After dinner, everyone gathers for coffee in the living room. Kenneth takes KJ from the stand and does one of his favorite song and dance bits. Nadine goes to the bathroom, and when she returns she stops just inside the living room and watches. Catherine has NJ. She and Kenneth are working the strings and doing voices, and everyone is laughing. Nadine tries to imagine herself making NJ dance and sing, making her friends laugh, pleasing Kenneth. But she can’t see herself anywhere in the picture. She can only see Catherine.
Catherine catches her eye and smiles, then breaks into song. Nadine goes to get her coat. Melanie slips in behind.
“I’m not feeling well.”
Melanie looks her over carefully, as though she can discern Nadine’s ailment by inspection. She helps find Nadine’s coat in the pile.
“That was a nice gift,” she says. “I’ve never seen Catherine have so much fun with us.” She adjusts Nadine’s coat collar. “They’re calling it CJ.”
Nadine forces a half-smile.
“Are you about done waiting?” Melanie says.
Nadine hugs her. “I’ll call you.”
Melnie raises an eyebrow. Nadine brushes a strand of hair from Melanie’s eye and kisses her on the cheek. “Really.”

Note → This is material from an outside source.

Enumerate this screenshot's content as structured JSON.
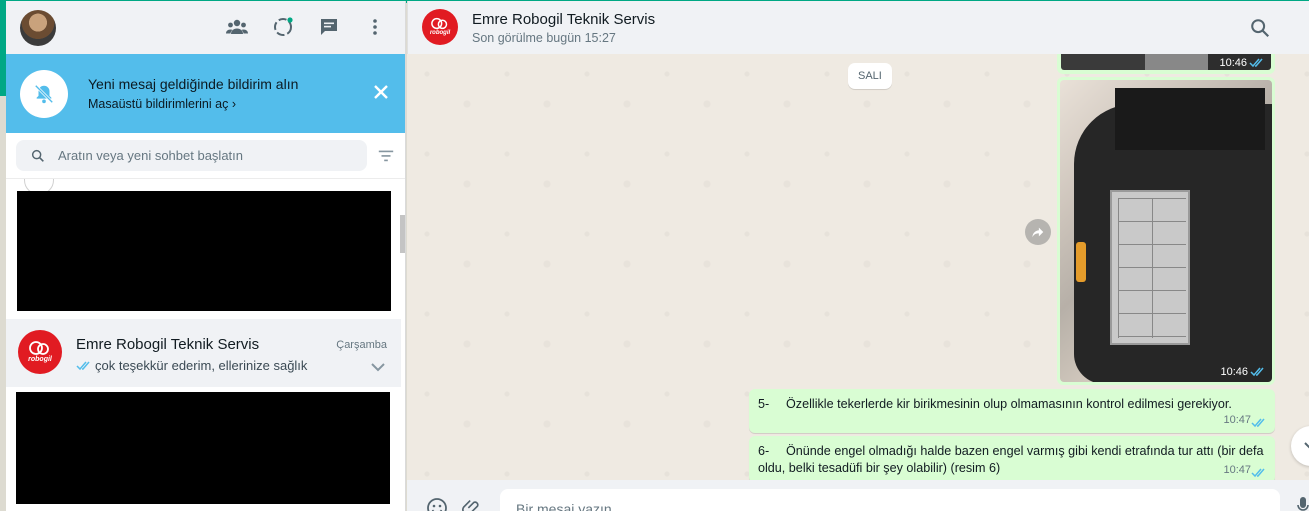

She quietly opens the door and slips out into the cold darkness. She feels lighter, even more so than the unburdening of a puppet case would suggest. A cab drives by and she almost hails it, but decides not. Some things are better done one step at a time.